Kiera Sands noticed that there were a lot of cliques at her school Garibaldi Secondary and that bothered her.
After seeing a program on television called If You Really Knew Me, Sands thought something similar might be helpful to break down barriers among students at her school.
So she decided to approach the school's principal Grant Frend, who jumped on board.
Students in high school have many of the same worries, Frend said, and the program Breaking Down the Walls is meant to teach them to be more empathic towards each other.
"They're all going through heavy stuff," Frend said about high-school students.
He added that he hoped the series of intense workshops would make students notice each other, to create "an epidemic of kindness."
During Breaking Down the Walls, a three-and-a-half-day series, students were challenged to talk about the issues they are facing.
Frend said it has been one of the "best things I've seen in education."
Sands found that it was hard to be "weird" or "different" at her school, and that there was a negative attitude toward some students, for example, those who didn't have nice clothes.
One exercise was called "cross the line" and students were asked questions like "do you have an eating disorder" or "have you ever bullied anyone."
Sands said she was able to talk about very personal issues that she'd never talked about before, like eating problems and her father's illness.
"The support I got was so inspiring, it was amazing," she said, adding that "everyone in that room was listening."
"I think this is really going to help the school," Sands said.
Phil Boyte, who has been working at high schools and colleges for about 25 years, was at Garibaldi leading his program Breaking Down the Walls.

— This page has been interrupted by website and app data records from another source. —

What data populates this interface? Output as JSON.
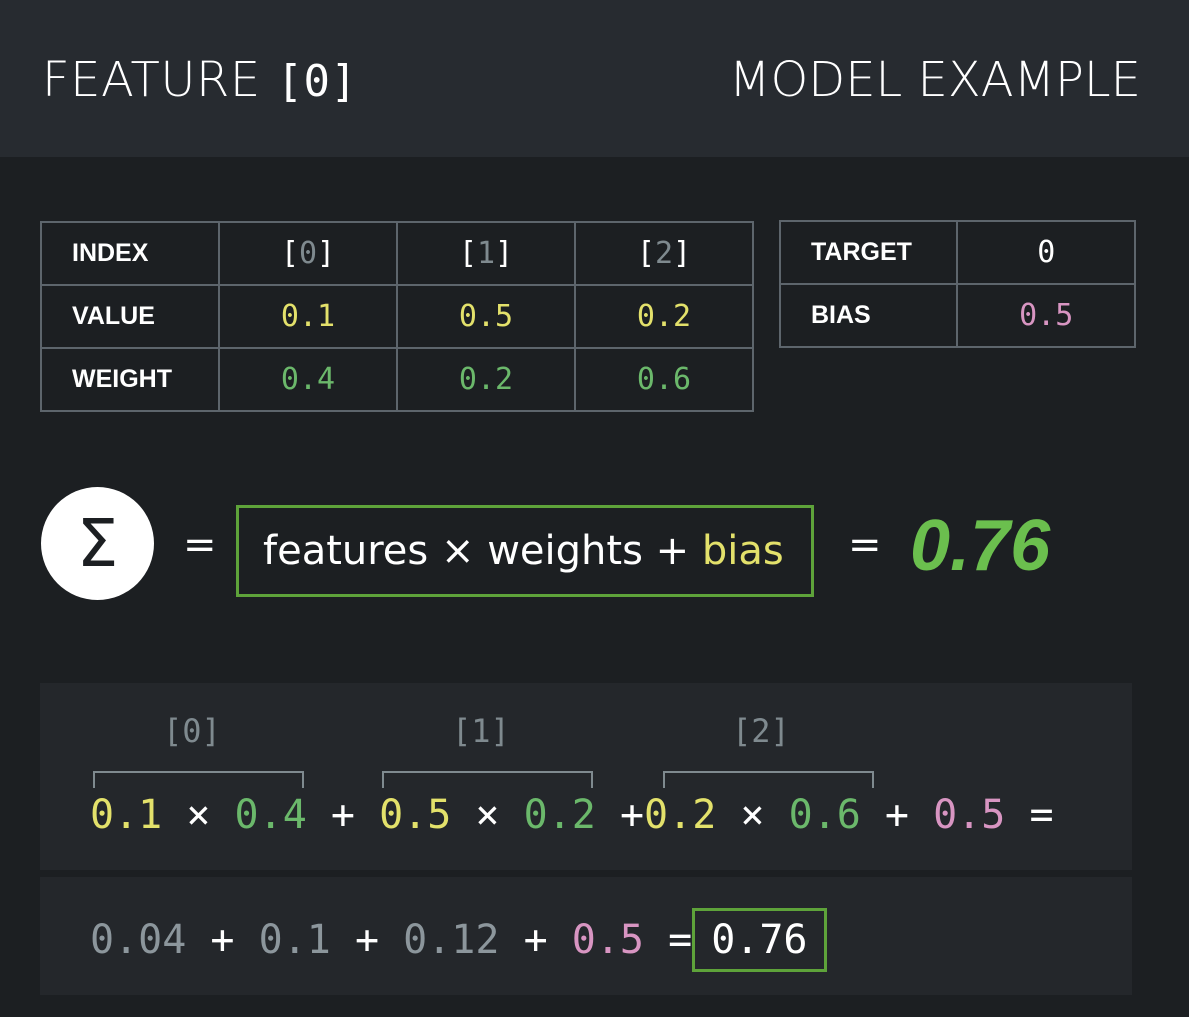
{
  "header": {
    "left_label": "FEATURE",
    "left_index": "[0]",
    "right_title": "MODEL EXAMPLE"
  },
  "feature_table": {
    "rows": [
      {
        "label": "INDEX",
        "cells": [
          "[0]",
          "[1]",
          "[2]"
        ]
      },
      {
        "label": "VALUE",
        "cells": [
          "0.1",
          "0.5",
          "0.2"
        ]
      },
      {
        "label": "WEIGHT",
        "cells": [
          "0.4",
          "0.2",
          "0.6"
        ]
      }
    ]
  },
  "target_table": {
    "target_label": "TARGET",
    "target_value": "0",
    "bias_label": "BIAS",
    "bias_value": "0.5"
  },
  "formula": {
    "symbol": "Σ",
    "equals": "=",
    "text_main": "features × weights + ",
    "text_bias": "bias",
    "result": "0.76"
  },
  "expansion": {
    "indices": [
      "[0]",
      "[1]",
      "[2]"
    ],
    "terms": [
      {
        "value": "0.1",
        "weight": "0.4"
      },
      {
        "value": "0.5",
        "weight": "0.2"
      },
      {
        "value": "0.2",
        "weight": "0.6"
      }
    ],
    "bias": "0.5",
    "times": "×",
    "plus": "+",
    "equals": "="
  },
  "products": {
    "values": [
      "0.04",
      "0.1",
      "0.12"
    ],
    "bias": "0.5",
    "result": "0.76"
  },
  "colors": {
    "value": "#e3e16b",
    "weight": "#6bb86b",
    "bias": "#d895c2",
    "accent_green": "#5ea33a"
  }
}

"There is a need to connect people and make people feel as if they are a significant part of a school community," Boyte said about why he has been doing this work for more than two decades.